The House Judiciary Committee has tabled the Stop Online Piracy Act until “early next year,” but the fight to stop SOPA isn’t yet over. Fortunately, advocates for informed Internet policy have recently gained a couple crucial allies in that fight.
Yesterday, for example, Hollywood star Ashton Kutcher posted an indictment of SOPA on his blog. That’s actually highly significant because Hollywood (not surprisingly, given that movies are an oft-pirated product) has provided a lot of the firepower for SOPA. The Motion Picture Association of America, for example, has lobbied for the bill. But Kutcher recognizes what MPAA officials apparently don’t: SOPA creates more problems than it solves. Kutcher writes:
At its core SOPA unwillingly recruits Internet industry companies like social networks, ISP’s and search engines to become policing agents and legally liable for it’s users content. Forcing social media sites and ISP’s responsible for users content is amazingly burdensome and costly. SOPA will create economic problems for Internet start-ups which will be an additional negative side effect. This may cause a slow down in the Internet economic sector, which is providing real jobs and innovation for the US economy. …
Moreover, what is most shocking, is SOPA’s idea of giving judges determination of Internet DNS. The bill suggests DNS administrators remove bad actor domains on judges orders; thus breaking the fundamentals of the Internet. It is a disastrous precedent to have Congress legislate Internet DNS control.
Placing search engines and ISP’s in the middle of policing for piracy is plain and simply a bad and confused attempt by well meaning people that fundamentally don’t understand how the the Internet works.
That’s a point that has been raised again and again: SOPA seems to have been written and promoted by folks who don’t fully understand the Internet. (That’s not a cheap shot; plenty of people don’t, even folks who use it unthinkingly every day.) For example, Utah Republican Rep. Jason Chaffetz — who was born in Silicon Valley — has pleaded with the House Judiciary Committee to “bring in the nerds” to speak to the pros and cons of SOPA. That, he says, is the only responsible alternative to continuing to listen blindly and one-sidedly to special-interest groups like Hollywood. “We haven’t done our due diligence,” Chaffetz said.

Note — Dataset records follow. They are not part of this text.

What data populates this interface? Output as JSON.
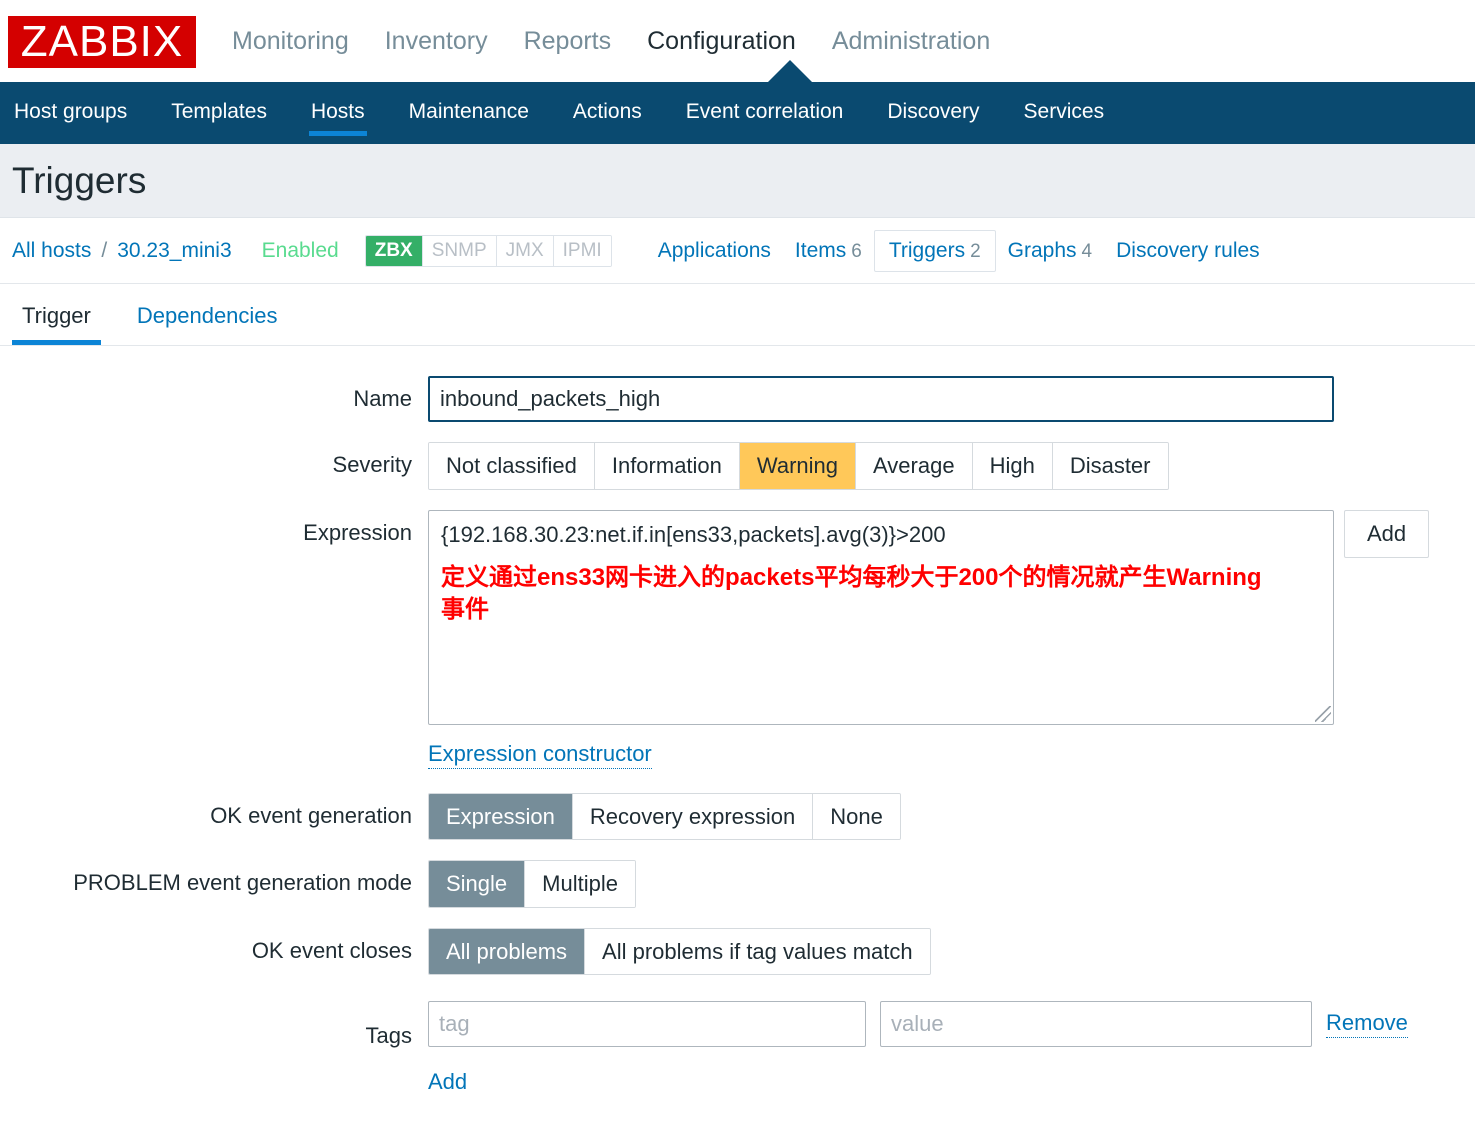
{
  "brand": {
    "logo_text": "ZABBIX",
    "logo_bg": "#d40000"
  },
  "main_nav": {
    "items": [
      {
        "label": "Monitoring",
        "selected": false
      },
      {
        "label": "Inventory",
        "selected": false
      },
      {
        "label": "Reports",
        "selected": false
      },
      {
        "label": "Configuration",
        "selected": true
      },
      {
        "label": "Administration",
        "selected": false
      }
    ]
  },
  "sub_nav": {
    "items": [
      {
        "label": "Host groups",
        "selected": false
      },
      {
        "label": "Templates",
        "selected": false
      },
      {
        "label": "Hosts",
        "selected": true
      },
      {
        "label": "Maintenance",
        "selected": false
      },
      {
        "label": "Actions",
        "selected": false
      },
      {
        "label": "Event correlation",
        "selected": false
      },
      {
        "label": "Discovery",
        "selected": false
      },
      {
        "label": "Services",
        "selected": false
      }
    ]
  },
  "page": {
    "title": "Triggers"
  },
  "host_bar": {
    "all_hosts": "All hosts",
    "separator": "/",
    "host_name": "30.23_mini3",
    "status": "Enabled",
    "status_color": "#59db8f",
    "protocols": [
      {
        "label": "ZBX",
        "active": true
      },
      {
        "label": "SNMP",
        "active": false
      },
      {
        "label": "JMX",
        "active": false
      },
      {
        "label": "IPMI",
        "active": false
      }
    ],
    "links": [
      {
        "label": "Applications",
        "count": "",
        "selected": false
      },
      {
        "label": "Items",
        "count": "6",
        "selected": false
      },
      {
        "label": "Triggers",
        "count": "2",
        "selected": true
      },
      {
        "label": "Graphs",
        "count": "4",
        "selected": false
      },
      {
        "label": "Discovery rules",
        "count": "",
        "selected": false
      }
    ]
  },
  "tabs": [
    {
      "label": "Trigger",
      "selected": true
    },
    {
      "label": "Dependencies",
      "selected": false
    }
  ],
  "form": {
    "name": {
      "label": "Name",
      "value": "inbound_packets_high",
      "placeholder": ""
    },
    "severity": {
      "label": "Severity",
      "selected": "Warning",
      "selected_color": "#ffc859",
      "options": [
        "Not classified",
        "Information",
        "Warning",
        "Average",
        "High",
        "Disaster"
      ]
    },
    "expression": {
      "label": "Expression",
      "value": "{192.168.30.23:net.if.in[ens33,packets].avg(3)}>200",
      "annotation": "定义通过ens33网卡进入的packets平均每秒大于200个的情况就产生Warning事件",
      "annotation_color": "#ff0000",
      "add_button": "Add",
      "constructor_link": "Expression constructor"
    },
    "ok_event_generation": {
      "label": "OK event generation",
      "selected": "Expression",
      "options": [
        "Expression",
        "Recovery expression",
        "None"
      ]
    },
    "problem_event_generation_mode": {
      "label": "PROBLEM event generation mode",
      "selected": "Single",
      "options": [
        "Single",
        "Multiple"
      ]
    },
    "ok_event_closes": {
      "label": "OK event closes",
      "selected": "All problems",
      "options": [
        "All problems",
        "All problems if tag values match"
      ]
    },
    "tags": {
      "label": "Tags",
      "tag_placeholder": "tag",
      "tag_value": "",
      "value_placeholder": "value",
      "value_value": "",
      "remove_label": "Remove",
      "add_label": "Add"
    }
  }
}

Meantime, in the think tank world, The Heritage Foundation also took a stand against SOPA. That, too, is no small matter, given the odd lines that divide the pro-and-anti-SOPA factions. The business community, for example, has been very divided about the issue. In a WebMemo yesterday, James Gattuso, a senior fellow in regulatory policy, cautioned legislators to consider “the unintended consequences” of SOPA. He explains:
A number of concerns have been raised. One is that, by blocking “resolution” of IP addresses by servers in the U.S., users (and their browsers) would instead use less secure servers elsewhere to continue accessing blocked sites. Some have also said such domain-name filtering could disrupt access to other, non-infringing domain names. There are also concerns that SOPA could interfere with deployment of a newly developed Internet security system known as “DNSSEC” (which is intended to ensure the successful “resolution” of IP addresses), further weakening security.
SOPA would undercut other policy goals as well. The requirement that search engines omit links to rogue sites undercuts the role of search firms as trusted intermediaries in conveying information to users. There are, of course, other circumstances where search engines already omit information and links—for instance, Google routinely screens out child pornography from its search results. But there has never been a government mandate that information be withheld from search results. Imposing such a mandate would represent the first step down a classic slippery slope of government interference that has no clear stopping point.
Arguably, the limits placed on search engines as well as other third parties under SOPA would also violate constitutional protections of freedom of speech. But even if not barred legally, any such restrictions should be imposed only after the most careful consideration, only when absolutely necessary, and even then, to the smallest degree possible.
Bottom line: Everybody agrees piracy is a problem — but SOPA is not the way to stop it. Rest easy over the holidays knowing Congress didn’t inadvertently create a major Internet firewall, but keep your eyes on this when the House Judiciary Committee resumes its discussion next year.